EXERCISE GOAL: Copy out the records again. Change nothing.

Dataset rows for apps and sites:
■ ■ ■ ■ ■

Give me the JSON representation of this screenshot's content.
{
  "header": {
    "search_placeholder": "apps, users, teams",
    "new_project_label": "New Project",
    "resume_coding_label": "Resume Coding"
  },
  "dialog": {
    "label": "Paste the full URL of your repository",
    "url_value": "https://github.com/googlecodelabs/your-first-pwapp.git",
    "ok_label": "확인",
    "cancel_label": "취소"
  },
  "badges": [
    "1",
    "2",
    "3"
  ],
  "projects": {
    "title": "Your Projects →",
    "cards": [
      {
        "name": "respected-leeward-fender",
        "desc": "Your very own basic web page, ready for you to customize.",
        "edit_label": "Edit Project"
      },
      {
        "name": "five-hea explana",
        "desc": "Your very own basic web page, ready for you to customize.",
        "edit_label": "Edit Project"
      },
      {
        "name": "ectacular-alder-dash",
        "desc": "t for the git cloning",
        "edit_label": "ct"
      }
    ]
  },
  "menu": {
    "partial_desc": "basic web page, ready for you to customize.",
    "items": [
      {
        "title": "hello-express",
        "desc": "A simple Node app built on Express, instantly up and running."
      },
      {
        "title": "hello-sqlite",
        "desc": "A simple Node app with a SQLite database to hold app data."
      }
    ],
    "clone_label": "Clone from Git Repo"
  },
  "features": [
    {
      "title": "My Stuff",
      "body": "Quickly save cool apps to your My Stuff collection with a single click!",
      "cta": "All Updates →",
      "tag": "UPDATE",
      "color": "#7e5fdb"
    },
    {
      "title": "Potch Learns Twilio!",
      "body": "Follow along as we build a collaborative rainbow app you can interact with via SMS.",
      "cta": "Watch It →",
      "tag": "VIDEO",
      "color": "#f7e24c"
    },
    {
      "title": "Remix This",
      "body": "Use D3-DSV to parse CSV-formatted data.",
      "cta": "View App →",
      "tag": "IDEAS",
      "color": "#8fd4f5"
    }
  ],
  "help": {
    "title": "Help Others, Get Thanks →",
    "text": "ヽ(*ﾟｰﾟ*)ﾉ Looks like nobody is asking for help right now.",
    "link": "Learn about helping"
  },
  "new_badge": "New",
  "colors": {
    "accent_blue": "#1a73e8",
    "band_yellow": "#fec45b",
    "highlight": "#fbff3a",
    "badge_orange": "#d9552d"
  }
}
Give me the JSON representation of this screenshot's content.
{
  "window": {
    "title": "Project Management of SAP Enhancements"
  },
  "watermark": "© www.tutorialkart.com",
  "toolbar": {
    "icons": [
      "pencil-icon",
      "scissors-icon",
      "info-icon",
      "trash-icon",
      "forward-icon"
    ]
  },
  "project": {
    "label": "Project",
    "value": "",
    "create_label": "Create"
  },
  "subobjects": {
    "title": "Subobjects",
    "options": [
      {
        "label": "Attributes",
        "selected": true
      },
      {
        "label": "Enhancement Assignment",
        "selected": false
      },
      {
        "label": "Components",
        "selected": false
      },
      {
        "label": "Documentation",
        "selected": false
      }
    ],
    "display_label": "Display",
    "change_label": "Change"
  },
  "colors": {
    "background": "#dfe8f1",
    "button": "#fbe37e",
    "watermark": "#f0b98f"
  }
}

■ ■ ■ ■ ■

EXERCISE ANSWER:
Give me the JSON representation of this screenshot's content.
{
  "header": {
    "search_placeholder": "apps, users, teams",
    "new_project_label": "New Project",
    "resume_coding_label": "Resume Coding"
  },
  "dialog": {
    "label": "Paste the full URL of your repository",
    "url_value": "https://github.com/googlecodelabs/your-first-pwapp.git",
    "ok_label": "확인",
    "cancel_label": "취소"
  },
  "badges": [
    "1",
    "2",
    "3"
  ],
  "projects": {
    "title": "Your Projects →",
    "cards": [
      {
        "name": "respected-leeward-fender",
        "desc": "Your very own basic web page, ready for you to customize.",
        "edit_label": "Edit Project"
      },
      {
        "name": "five-hea explana",
        "desc": "Your very own basic web page, ready for you to customize.",
        "edit_label": "Edit Project"
      },
      {
        "name": "ectacular-alder-dash",
        "desc": "t for the git cloning",
        "edit_label": "ct"
      }
    ]
  },
  "menu": {
    "partial_desc": "basic web page, ready for you to customize.",
    "items": [
      {
        "title": "hello-express",
        "desc": "A simple Node app built on Express, instantly up and running."
      },
      {
        "title": "hello-sqlite",
        "desc": "A simple Node app with a SQLite database to hold app data."
      }
    ],
    "clone_label": "Clone from Git Repo"
  },
  "features": [
    {
      "title": "My Stuff",
      "body": "Quickly save cool apps to your My Stuff collection with a single click!",
      "cta": "All Updates →",
      "tag": "UPDATE",
      "color": "#7e5fdb"
    },
    {
      "title": "Potch Learns Twilio!",
      "body": "Follow along as we build a collaborative rainbow app you can interact with via SMS.",
      "cta": "Watch It →",
      "tag": "VIDEO",
      "color": "#f7e24c"
    },
    {
      "title": "Remix This",
      "body": "Use D3-DSV to parse CSV-formatted data.",
      "cta": "View App →",
      "tag": "IDEAS",
      "color": "#8fd4f5"
    }
  ],
  "help": {
    "title": "Help Others, Get Thanks →",
    "text": "ヽ(*ﾟｰﾟ*)ﾉ Looks like nobody is asking for help right now.",
    "link": "Learn about helping"
  },
  "new_badge": "New",
  "colors": {
    "accent_blue": "#1a73e8",
    "band_yellow": "#fec45b",
    "highlight": "#fbff3a",
    "badge_orange": "#d9552d"
  }
}
Give me the JSON representation of this screenshot's content.
{
  "window": {
    "title": "Project Management of SAP Enhancements"
  },
  "watermark": "© www.tutorialkart.com",
  "toolbar": {
    "icons": [
      "pencil-icon",
      "scissors-icon",
      "info-icon",
      "trash-icon",
      "forward-icon"
    ]
  },
  "project": {
    "label": "Project",
    "value": "",
    "create_label": "Create"
  },
  "subobjects": {
    "title": "Subobjects",
    "options": [
      {
        "label": "Attributes",
        "selected": true
      },
      {
        "label": "Enhancement Assignment",
        "selected": false
      },
      {
        "label": "Components",
        "selected": false
      },
      {
        "label": "Documentation",
        "selected": false
      }
    ],
    "display_label": "Display",
    "change_label": "Change"
  },
  "colors": {
    "background": "#dfe8f1",
    "button": "#fbe37e",
    "watermark": "#f0b98f"
  }
}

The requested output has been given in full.